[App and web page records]

--- START ---

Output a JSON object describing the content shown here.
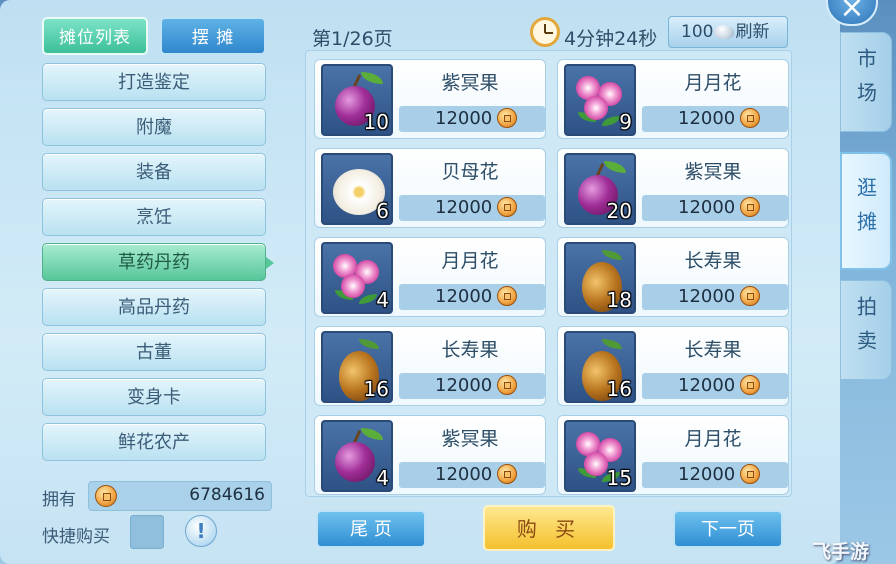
{
  "tabs": {
    "stall_list": "摊位列表",
    "set_stall": "摆 摊"
  },
  "categories": [
    {
      "label": "打造鉴定",
      "selected": false
    },
    {
      "label": "附魔",
      "selected": false
    },
    {
      "label": "装备",
      "selected": false
    },
    {
      "label": "烹饪",
      "selected": false
    },
    {
      "label": "草药丹药",
      "selected": true
    },
    {
      "label": "高品丹药",
      "selected": false
    },
    {
      "label": "古董",
      "selected": false
    },
    {
      "label": "变身卡",
      "selected": false
    },
    {
      "label": "鲜花农产",
      "selected": false
    }
  ],
  "own": {
    "label": "拥有",
    "value": "6784616"
  },
  "quick_buy": {
    "label": "快捷购买",
    "info": "!"
  },
  "header": {
    "page": "第1/26页",
    "timer": "4分钟24秒",
    "refresh_cost": "100",
    "refresh_label": "刷新"
  },
  "items": [
    {
      "name": "紫冥果",
      "price": "12000",
      "qty": "10",
      "art": "plum"
    },
    {
      "name": "月月花",
      "price": "12000",
      "qty": "9",
      "art": "flower"
    },
    {
      "name": "贝母花",
      "price": "12000",
      "qty": "6",
      "art": "white"
    },
    {
      "name": "紫冥果",
      "price": "12000",
      "qty": "20",
      "art": "plum"
    },
    {
      "name": "月月花",
      "price": "12000",
      "qty": "4",
      "art": "flower"
    },
    {
      "name": "长寿果",
      "price": "12000",
      "qty": "18",
      "art": "gourd"
    },
    {
      "name": "长寿果",
      "price": "12000",
      "qty": "16",
      "art": "gourd"
    },
    {
      "name": "长寿果",
      "price": "12000",
      "qty": "16",
      "art": "gourd"
    },
    {
      "name": "紫冥果",
      "price": "12000",
      "qty": "4",
      "art": "plum"
    },
    {
      "name": "月月花",
      "price": "12000",
      "qty": "15",
      "art": "flower"
    }
  ],
  "buttons": {
    "last_page": "尾 页",
    "buy": "购 买",
    "next_page": "下一页"
  },
  "side_tabs": [
    {
      "label": "市场",
      "active": false
    },
    {
      "label": "逛摊",
      "active": true
    },
    {
      "label": "拍卖",
      "active": false
    }
  ],
  "close": "×",
  "watermark": "飞手游"
}
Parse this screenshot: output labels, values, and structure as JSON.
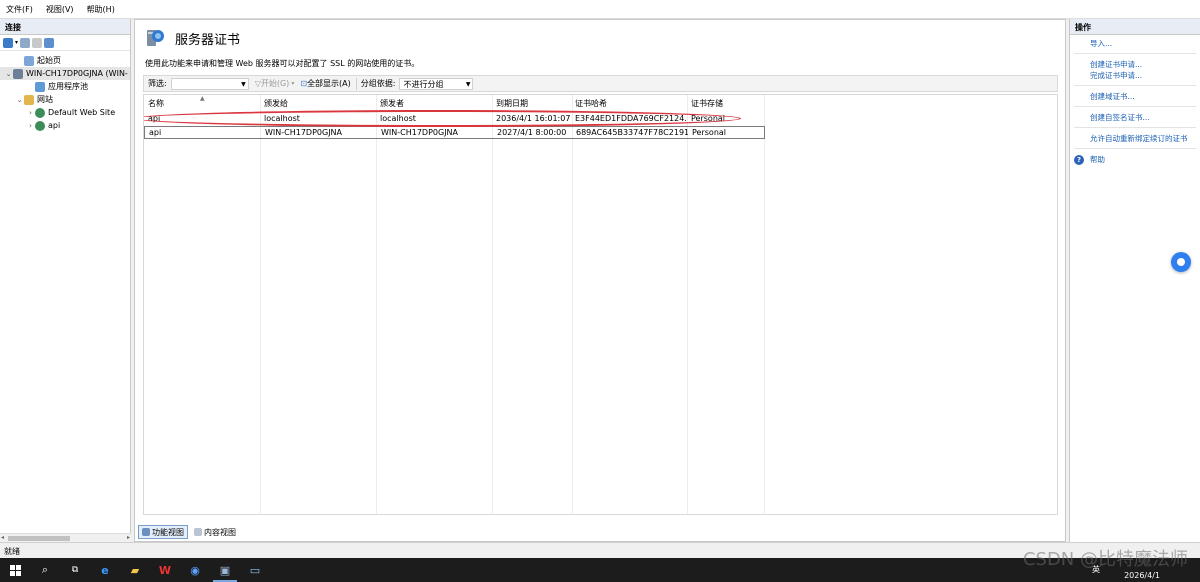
{
  "menu": [
    "文件(F)",
    "视图(V)",
    "帮助(H)"
  ],
  "left_pane": {
    "title": "连接",
    "tree": [
      {
        "label": "起始页",
        "indent": 1,
        "icon": "start-page-icon",
        "chev": ""
      },
      {
        "label": "WIN-CH17DP0GJNA (WIN-",
        "indent": 0,
        "icon": "server-icon",
        "chev": "v",
        "selected": true
      },
      {
        "label": "应用程序池",
        "indent": 2,
        "icon": "app-pool-icon",
        "chev": ""
      },
      {
        "label": "网站",
        "indent": 1,
        "icon": "sites-folder-icon",
        "chev": "v"
      },
      {
        "label": "Default Web Site",
        "indent": 2,
        "icon": "globe-icon",
        "chev": ">"
      },
      {
        "label": "api",
        "indent": 2,
        "icon": "globe-icon",
        "chev": ">"
      }
    ]
  },
  "center": {
    "title": "服务器证书",
    "description": "使用此功能来申请和管理 Web 服务器可以对配置了 SSL 的网站使用的证书。",
    "filter_label": "筛选:",
    "filter_value": "",
    "start_label": "开始(G)",
    "show_all_label": "全部显示(A)",
    "group_label": "分组依据:",
    "group_value": "不进行分组",
    "columns": [
      "名称",
      "颁发给",
      "颁发者",
      "到期日期",
      "证书哈希",
      "证书存储"
    ],
    "rows": [
      [
        "api",
        "localhost",
        "localhost",
        "2036/4/1 16:01:07",
        "E3F44ED1FDDA769CF2124...",
        "Personal"
      ],
      [
        "api",
        "WIN-CH17DP0GJNA",
        "WIN-CH17DP0GJNA",
        "2027/4/1 8:00:00",
        "689AC645B33747F78C2191...",
        "Personal"
      ]
    ],
    "tabs": [
      "功能视图",
      "内容视图"
    ]
  },
  "right_pane": {
    "title": "操作",
    "actions_groups": [
      [
        "导入..."
      ],
      [
        "创建证书申请...",
        "完成证书申请..."
      ],
      [
        "创建域证书..."
      ],
      [
        "创建自签名证书..."
      ],
      [
        "允许自动重新绑定续订的证书"
      ]
    ],
    "help": "帮助"
  },
  "status": "就绪",
  "watermark": "CSDN @比特魔法师",
  "tray": {
    "lang": "英",
    "date": "2026/4/1"
  },
  "colors": {
    "accent": "#1a5fb4",
    "highlight": "#d9363e",
    "taskbar": "#1c1c1c"
  }
}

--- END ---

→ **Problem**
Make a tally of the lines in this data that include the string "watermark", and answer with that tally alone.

→ **Exercise answer**
2